Then, Kyrie Irving requested a trade from the Cavs.

That has thrown everything for a loop. Maybe Cleveland is more keen on trading for Anthony now? The Knicks are reportedly interested in trading Anthony and draft picks for Irving.

But any deal still depends on Anthony’s approval, and it’s now unclear he’d still grant that for the Cavaliers.

Frank Isola of the New York Daily News:

However, a source close to Anthony said late Friday that the All Star forward is focused on getting a deal done with Houston.

Consider this another indication LeBron James will leave Cleveland next summer. Of course, Anthony might have other reasons for preferring Houston. But when reading tea leaves on LeBron’s future, this is a clue.

I doubt LeBron has completely decided his plan, and he hasn’t even necessarily shared his thinking with Anthony, a close friend. Remember, LeBron edited his coming-home essay while on a flight with an unknowing Dwyane Wade, another close friend. But it was one thing for LeBron to strand Wade in Miami, a desirable city where Wade was happy even before LeBron arrived. It’d be something else entirely for LeBron to ditch Anthony in Cleveland.

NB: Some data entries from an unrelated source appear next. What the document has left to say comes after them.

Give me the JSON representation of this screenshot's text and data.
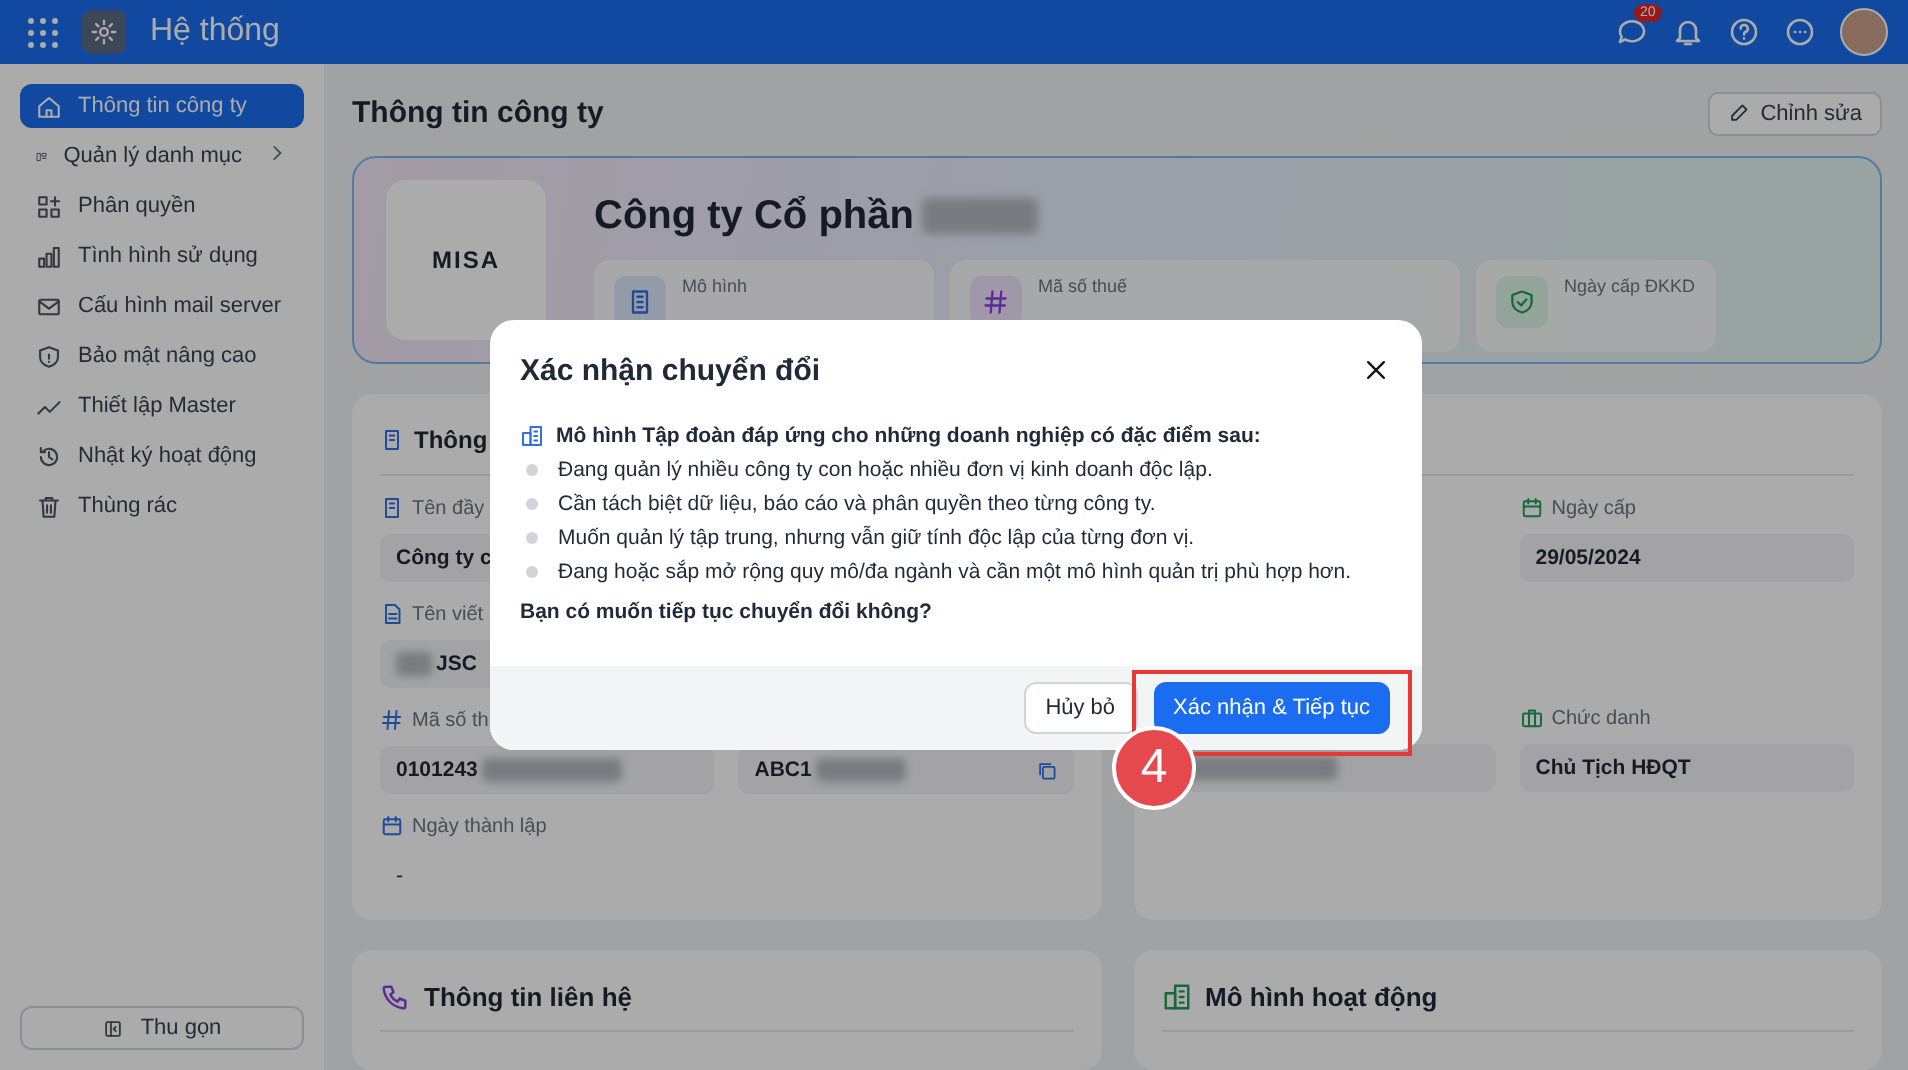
{
  "topbar": {
    "title": "Hệ thống",
    "chat_badge": "20"
  },
  "sidebar": {
    "items": [
      {
        "label": "Thông tin công ty",
        "selected": true,
        "has_submenu": false
      },
      {
        "label": "Quản lý danh mục",
        "selected": false,
        "has_submenu": true
      },
      {
        "label": "Phân quyền",
        "selected": false,
        "has_submenu": false
      },
      {
        "label": "Tình hình sử dụng",
        "selected": false,
        "has_submenu": false
      },
      {
        "label": "Cấu hình mail server",
        "selected": false,
        "has_submenu": false
      },
      {
        "label": "Bảo mật nâng cao",
        "selected": false,
        "has_submenu": false
      },
      {
        "label": "Thiết lập Master",
        "selected": false,
        "has_submenu": false
      },
      {
        "label": "Nhật ký hoạt động",
        "selected": false,
        "has_submenu": false
      },
      {
        "label": "Thùng rác",
        "selected": false,
        "has_submenu": false
      }
    ],
    "collapse_button": "Thu gọn"
  },
  "page": {
    "title": "Thông tin công ty",
    "edit_button": "Chỉnh sửa"
  },
  "company": {
    "logo_text": "MISA",
    "name": "Công ty Cổ phần",
    "stats": [
      {
        "label": "Mô hình"
      },
      {
        "label": "Mã số thuế"
      },
      {
        "label": "Ngày cấp ĐKKD"
      }
    ]
  },
  "general_card": {
    "title": "Thông",
    "rows": [
      {
        "label": "Tên đầy",
        "value": "Công ty c"
      },
      {
        "label": "Tên viết",
        "value": "JSC"
      },
      {
        "label": "Mã số th",
        "value": "0101243",
        "value_2": "ABC1"
      },
      {
        "label": "Ngày thành lập",
        "value": "-"
      }
    ]
  },
  "person_card": {
    "rows": [
      {
        "label": "Ngày cấp",
        "value": "29/05/2024"
      },
      {
        "label": "Chức danh",
        "value": "Chủ Tịch HĐQT"
      }
    ]
  },
  "bottom_cards": [
    {
      "title": "Thông tin liên hệ"
    },
    {
      "title": "Mô hình hoạt động"
    }
  ],
  "dialog": {
    "title": "Xác nhận chuyển đổi",
    "heading": "Mô hình Tập đoàn đáp ứng cho những doanh nghiệp có đặc điểm sau:",
    "bullets": [
      "Đang quản lý nhiều công ty con hoặc nhiều đơn vị kinh doanh độc lập.",
      "Cần tách biệt dữ liệu, báo cáo và phân quyền theo từng công ty.",
      "Muốn quản lý tập trung, nhưng vẫn giữ tính độc lập của từng đơn vị.",
      "Đang hoặc sắp mở rộng quy mô/đa ngành và cần một mô hình quản trị phù hợp hơn."
    ],
    "question": "Bạn có muốn tiếp tục chuyển đổi không?",
    "cancel_button": "Hủy bỏ",
    "confirm_button": "Xác nhận & Tiếp tục"
  },
  "step_badge": "4"
}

If LeBron is considering leaving, maybe he’d tell Anthony to stay clear.

Anthony could also be operating without hearing directly from LeBron. But if LeBron’s friend believes LeBron might leave, that’d still say something (though obviously not as much).

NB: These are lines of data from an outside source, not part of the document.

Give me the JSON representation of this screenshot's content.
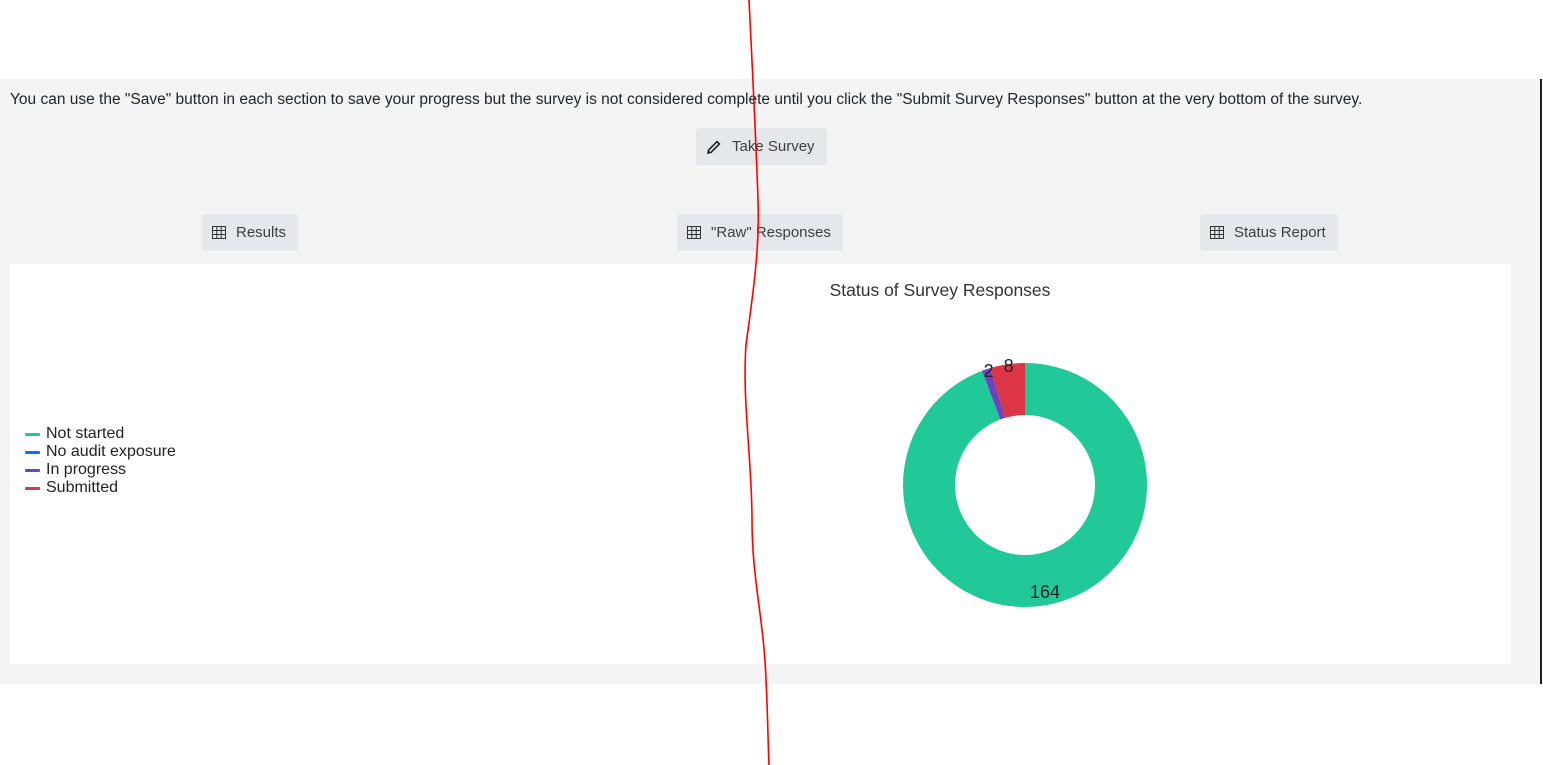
{
  "notice_text": "You can use the \"Save\" button in each section to save your progress but the survey is not considered complete until you click the \"Submit Survey Responses\" button at the very bottom of the survey.",
  "buttons": {
    "take_survey": "Take Survey",
    "results": "Results",
    "raw_responses": "\"Raw\" Responses",
    "status_report": "Status Report"
  },
  "colors": {
    "not_started": "#20c997",
    "no_audit_exposure": "#0d6efd",
    "in_progress": "#6f42c1",
    "submitted": "#dc3545",
    "annotation_line": "#ff0000"
  },
  "chart_data": {
    "type": "pie",
    "donut": true,
    "title": "Status of Survey Responses",
    "legend_position": "left",
    "series": [
      {
        "name": "Not started",
        "value": 164
      },
      {
        "name": "No audit exposure",
        "value": 0
      },
      {
        "name": "In progress",
        "value": 2
      },
      {
        "name": "Submitted",
        "value": 8
      }
    ]
  }
}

Back to the possibility that Anthony prefers the Rockets for other reasons. What happens if New York and Cleveland agree to a trade? Does Anthony still hold out for his top choice? Or does he relent and accept what was once his second choice? For now, it seems as if he’s still angling for Houston and will cross other bridges if he reaches them.